2002 Recipient - Gordon Slade
For a small, largely uninhabited outport, Battle Harbour, on the southeast
tip of Labrador, has
a rather distinguished reputation. It is considered one of North America’s oldest northern
settlements. And thanks to the efforts of Gordon Slade, this year’s RCGS Gold Medallist
(awarded for significant achievement in the field of geography), the island community is being preserved.
Battle Harbour was established as a British fishing station in the mid-1700s and became
Labrador’s main trading centre and a port of call for such Arctic explorers as Robert Peary.
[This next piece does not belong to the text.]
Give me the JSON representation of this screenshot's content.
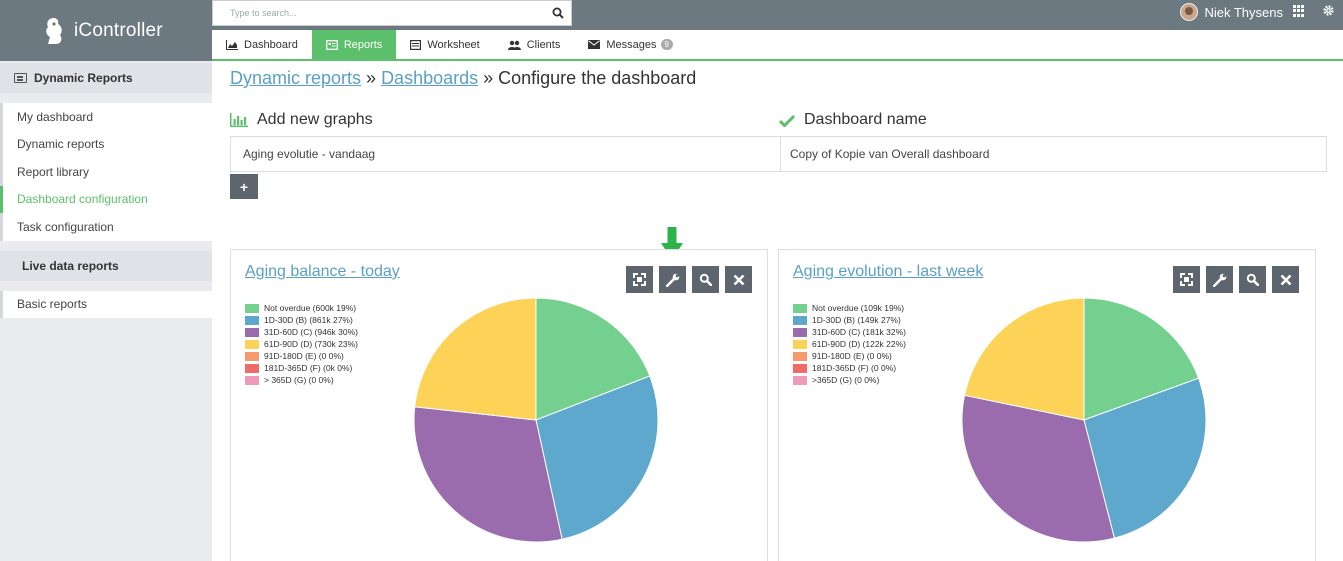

As the only intact salt-fishing village left in Newfoundland and Labrador, it caught Slade’s
attention in the 1970s, when he was the province’s Deputy Minister of Fisheries. At the time,
the fresh- and frozen-fish industries were rapidly replacing centuries-old salt-fish operations.
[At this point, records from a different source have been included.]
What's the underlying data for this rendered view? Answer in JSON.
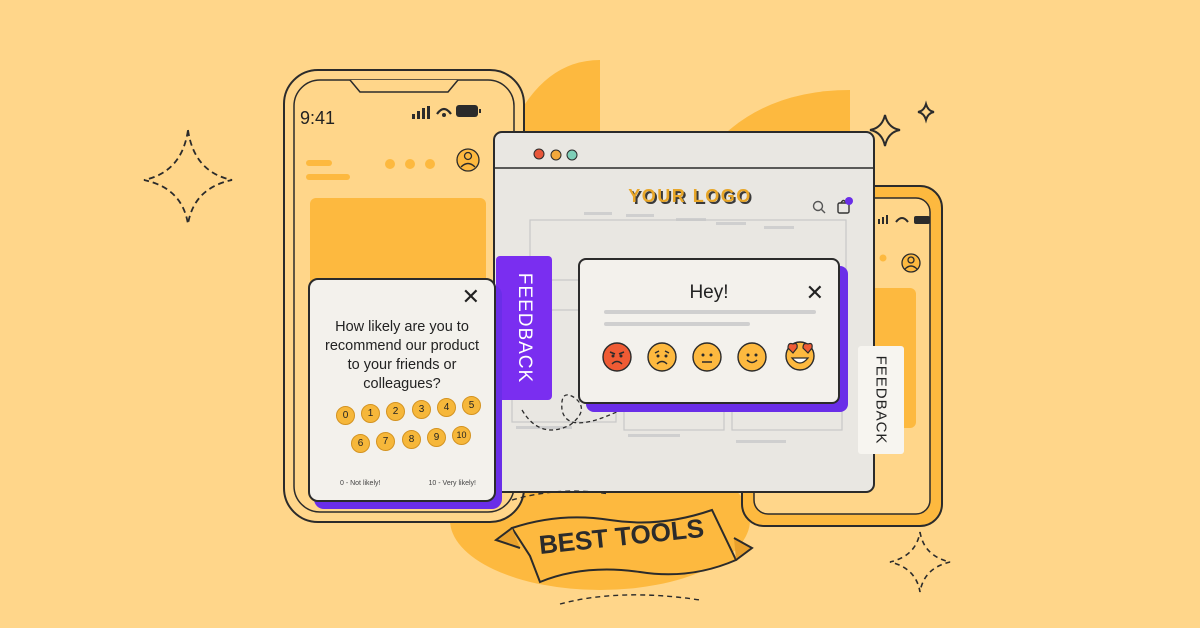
{
  "colors": {
    "background": "#FFD68A",
    "accent_yellow": "#FDB93F",
    "purple": "#7A2EF0",
    "card": "#F3F1EC",
    "outline": "#2B2B2B"
  },
  "phone_left": {
    "time": "9:41",
    "status_icons": [
      "signal-icon",
      "wifi-icon",
      "battery-icon"
    ],
    "profile_icon": "user-icon"
  },
  "survey": {
    "question": "How likely are you to recommend our product to your friends or colleagues?",
    "close_icon": "close-icon",
    "scale": [
      "0",
      "1",
      "2",
      "3",
      "4",
      "5",
      "6",
      "7",
      "8",
      "9",
      "10"
    ],
    "low_label": "0 - Not likely!",
    "high_label": "10 - Very likely!"
  },
  "browser": {
    "window_dots": [
      "#E8573A",
      "#F2A83B",
      "#7ECFB8"
    ],
    "logo": "YOUR LOGO",
    "icons": [
      "search-icon",
      "cart-icon"
    ]
  },
  "hey_popup": {
    "title": "Hey!",
    "close_icon": "close-icon",
    "emojis": [
      "angry-face-icon",
      "sad-face-icon",
      "neutral-face-icon",
      "smiling-face-icon",
      "heart-eyes-face-icon"
    ]
  },
  "feedback_tab_purple": {
    "label": "FEEDBACK"
  },
  "feedback_tab_white": {
    "label": "FEEDBACK"
  },
  "banner": {
    "text": "BEST TOOLS"
  }
}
“I felt we should preserve at least one community which represented pre-Confederation Newfoundland,” says
Slade, now CEO of the Cruiseship Authority of Newfoundland and Labrador.
In 1990, he founded the Battle Harbour Historic Trust and has since worked relentlessly
to restore the village’s wharves, stores, homes and cod-drying fish flakes. Slade’s passion
is also helping rebuild the regional economy, devastated by the collapse of the cod fishery.
— Monique Roy-Sole